London, 26 August 2014 – A vaccine against cholera is being used on a large scale for the first time in Ethiopia by teams from the international medical organisation Médecins Sans Frontières/Doctors Without Borders (MSF). The mass immunisation campaign will protect South Sudanese refugees in Ethiopia’s Gambella region, as well as the host community, against the risk of cholera spreading across the border from neighbouring South Sudan, where an epidemic had been declared in June.
Cholera is endemic in the Gambella region, while overcrowding and poor sanitation in the area’s refugee camps could provide a perfect breeding ground for the Vibrio cholerae bacillus. More than 185,000 South Sudanese refugees have been registered in the Gambella region by the UN High Commissioner for Refugees (UNHCR).
The cholera vaccine is given in two doses.
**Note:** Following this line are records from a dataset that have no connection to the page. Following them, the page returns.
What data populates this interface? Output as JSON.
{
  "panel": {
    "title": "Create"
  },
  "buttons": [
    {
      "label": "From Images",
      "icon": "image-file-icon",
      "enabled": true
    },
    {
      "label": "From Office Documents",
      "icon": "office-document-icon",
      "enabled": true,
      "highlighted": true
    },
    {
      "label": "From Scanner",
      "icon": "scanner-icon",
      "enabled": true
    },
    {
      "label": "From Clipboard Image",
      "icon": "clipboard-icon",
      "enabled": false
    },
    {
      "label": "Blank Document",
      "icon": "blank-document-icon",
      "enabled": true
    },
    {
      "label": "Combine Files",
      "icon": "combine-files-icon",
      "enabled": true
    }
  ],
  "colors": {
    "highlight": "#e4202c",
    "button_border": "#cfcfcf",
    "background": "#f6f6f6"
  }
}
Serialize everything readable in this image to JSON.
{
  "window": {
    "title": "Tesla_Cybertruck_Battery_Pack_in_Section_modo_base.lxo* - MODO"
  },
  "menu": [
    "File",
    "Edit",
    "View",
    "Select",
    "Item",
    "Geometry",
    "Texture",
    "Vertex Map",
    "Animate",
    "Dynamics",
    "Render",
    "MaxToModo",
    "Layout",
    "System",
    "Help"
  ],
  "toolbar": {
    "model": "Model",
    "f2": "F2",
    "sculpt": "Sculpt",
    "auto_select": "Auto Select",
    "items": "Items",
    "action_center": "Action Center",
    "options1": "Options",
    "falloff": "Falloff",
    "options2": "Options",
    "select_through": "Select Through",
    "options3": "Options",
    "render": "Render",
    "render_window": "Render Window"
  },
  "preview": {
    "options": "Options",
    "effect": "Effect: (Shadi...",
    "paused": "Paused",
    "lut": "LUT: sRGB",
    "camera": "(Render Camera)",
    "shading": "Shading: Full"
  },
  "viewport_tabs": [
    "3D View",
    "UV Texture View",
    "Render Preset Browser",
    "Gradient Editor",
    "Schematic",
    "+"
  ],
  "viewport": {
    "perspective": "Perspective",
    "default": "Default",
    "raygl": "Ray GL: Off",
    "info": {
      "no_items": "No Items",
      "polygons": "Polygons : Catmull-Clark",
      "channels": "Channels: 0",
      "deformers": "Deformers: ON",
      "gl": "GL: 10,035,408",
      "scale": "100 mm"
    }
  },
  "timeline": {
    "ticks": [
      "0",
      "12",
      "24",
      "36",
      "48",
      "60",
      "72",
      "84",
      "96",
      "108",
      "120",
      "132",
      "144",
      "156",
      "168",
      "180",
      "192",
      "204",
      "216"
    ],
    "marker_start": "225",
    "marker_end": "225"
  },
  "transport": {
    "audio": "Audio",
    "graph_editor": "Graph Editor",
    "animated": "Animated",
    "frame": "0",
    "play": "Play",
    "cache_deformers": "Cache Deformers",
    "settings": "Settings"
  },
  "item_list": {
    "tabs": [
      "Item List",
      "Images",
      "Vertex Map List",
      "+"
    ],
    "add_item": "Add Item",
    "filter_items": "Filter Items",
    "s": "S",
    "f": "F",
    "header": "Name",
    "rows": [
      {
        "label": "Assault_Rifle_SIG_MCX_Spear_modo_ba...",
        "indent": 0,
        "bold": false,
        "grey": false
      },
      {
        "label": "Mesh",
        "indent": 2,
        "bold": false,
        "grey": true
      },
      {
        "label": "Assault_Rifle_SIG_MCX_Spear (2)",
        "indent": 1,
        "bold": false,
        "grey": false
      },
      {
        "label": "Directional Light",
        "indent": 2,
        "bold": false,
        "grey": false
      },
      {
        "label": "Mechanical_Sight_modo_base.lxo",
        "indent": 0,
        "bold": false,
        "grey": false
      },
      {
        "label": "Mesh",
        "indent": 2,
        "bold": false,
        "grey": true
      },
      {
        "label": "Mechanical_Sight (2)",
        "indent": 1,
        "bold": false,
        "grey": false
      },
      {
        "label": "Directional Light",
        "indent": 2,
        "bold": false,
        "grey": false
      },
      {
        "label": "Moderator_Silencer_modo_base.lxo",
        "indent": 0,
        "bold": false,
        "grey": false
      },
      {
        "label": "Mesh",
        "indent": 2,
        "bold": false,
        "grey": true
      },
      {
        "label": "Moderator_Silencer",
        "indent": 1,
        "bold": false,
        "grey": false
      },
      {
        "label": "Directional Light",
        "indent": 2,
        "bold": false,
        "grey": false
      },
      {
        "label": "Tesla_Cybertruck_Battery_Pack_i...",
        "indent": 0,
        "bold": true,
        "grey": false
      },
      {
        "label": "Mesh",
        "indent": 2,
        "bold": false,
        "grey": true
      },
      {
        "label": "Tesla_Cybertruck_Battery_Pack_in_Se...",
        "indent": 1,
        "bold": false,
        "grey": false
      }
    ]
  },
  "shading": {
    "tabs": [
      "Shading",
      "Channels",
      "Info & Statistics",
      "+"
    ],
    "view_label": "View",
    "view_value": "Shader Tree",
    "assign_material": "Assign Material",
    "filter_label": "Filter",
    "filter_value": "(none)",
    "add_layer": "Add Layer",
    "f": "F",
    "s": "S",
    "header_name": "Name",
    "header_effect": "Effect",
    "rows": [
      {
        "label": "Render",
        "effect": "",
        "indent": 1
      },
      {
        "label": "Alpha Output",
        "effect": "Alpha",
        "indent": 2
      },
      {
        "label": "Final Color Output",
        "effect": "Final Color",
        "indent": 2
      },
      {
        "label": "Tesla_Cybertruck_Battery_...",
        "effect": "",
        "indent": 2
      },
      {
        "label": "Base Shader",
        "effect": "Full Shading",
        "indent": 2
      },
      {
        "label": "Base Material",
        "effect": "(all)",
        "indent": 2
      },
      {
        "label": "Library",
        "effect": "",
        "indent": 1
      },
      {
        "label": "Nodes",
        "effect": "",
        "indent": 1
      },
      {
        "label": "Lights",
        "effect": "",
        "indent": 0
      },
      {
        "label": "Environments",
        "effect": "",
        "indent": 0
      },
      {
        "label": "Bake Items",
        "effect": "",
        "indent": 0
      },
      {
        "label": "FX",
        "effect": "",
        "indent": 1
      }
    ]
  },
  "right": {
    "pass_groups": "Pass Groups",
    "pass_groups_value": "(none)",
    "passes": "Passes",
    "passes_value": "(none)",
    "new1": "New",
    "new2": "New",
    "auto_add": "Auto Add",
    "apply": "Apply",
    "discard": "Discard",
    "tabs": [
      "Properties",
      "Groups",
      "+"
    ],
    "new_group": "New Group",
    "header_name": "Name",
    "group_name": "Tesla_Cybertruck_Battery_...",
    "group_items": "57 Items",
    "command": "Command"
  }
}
MSF teams administered the first dose between 24 July and 2 August to refugees in Lietchuor, Kule andTierkidi camps, and to newly arrived refugees in Pagak, Pamdong and Matar transit centres. Given the movement of people and trade between the camps and surrounding villages, protecting the host population against the disease is also crucial.
The cholera vaccine is relatively easy to administer, but the mass campaign presents some major logistical challenges. “The vaccine against cholera is taken orally, is easy to administer, and is more than 60% effective,” says Madi Foura Sassou, MSF’s emergency coordinator in Gambella. “However, the campaign requires a great deal of organisation, in terms of logistics and staff.”
The vaccine, which must be stored between 2° and 8°C, needs to be transported in refrigerated trucks from the capital, Addis Ababa, to the vaccination sites, and then kept in portable coolers. More than 300 MSF staff have been deployed in the refugee camps and surrounding villages, with medical teams administering the vaccine and community health workers raising awareness about the campaign amongst refugees and locals.
MSF teams are vaccinating children of one year and over and adults excluding pregnant women. Fixed vaccination sites are being staffed by teams of five, while mobile teams of two are travelling door-to-door to provide vaccinations within people’s houses and tents.
In the first round of the campaign, 151,723 people – or 85% of the target population in the refugee camps – were vaccinated against cholera. This is a good coverage rate despite the overestimated population. Each one received a vaccination card enabling them to receive the second dose of the vaccine. The second round of the campaign began on 15 August and will last for two weeks. All those vaccinated also receive a bar of soap, as one of a number of measures – which include vaccinations, good hygiene, and water and sanitation provision – to limit the risk of cholera breaking out.
The mass vaccination campaign is being supported by the Ethiopian authorities, and conducted under the supervision of a committee which includes health authorities and the Administration for Refugee and Returnee Affairs (ARRA), with technical support provided by UN agencies including the World Health Organization, UNHCR and UNICEF.
Heavy rains, which occur frequently at this time of year, have threatened to disrupt the campaign at times, but the teams have been well prepared for all eventualities, while both refugees and the host community understand the importance of the vaccinations to protect against a possible epidemic.
MSF provides medical care to South Sudanese refugees in Pagak and Matar transit centres as well as in Letchuor, Kule and Tierkidi camps and in Itang. MSF provides also water and sanitation services in Pagak, Kule, Tierkidi and Gambella, in Ethiopia.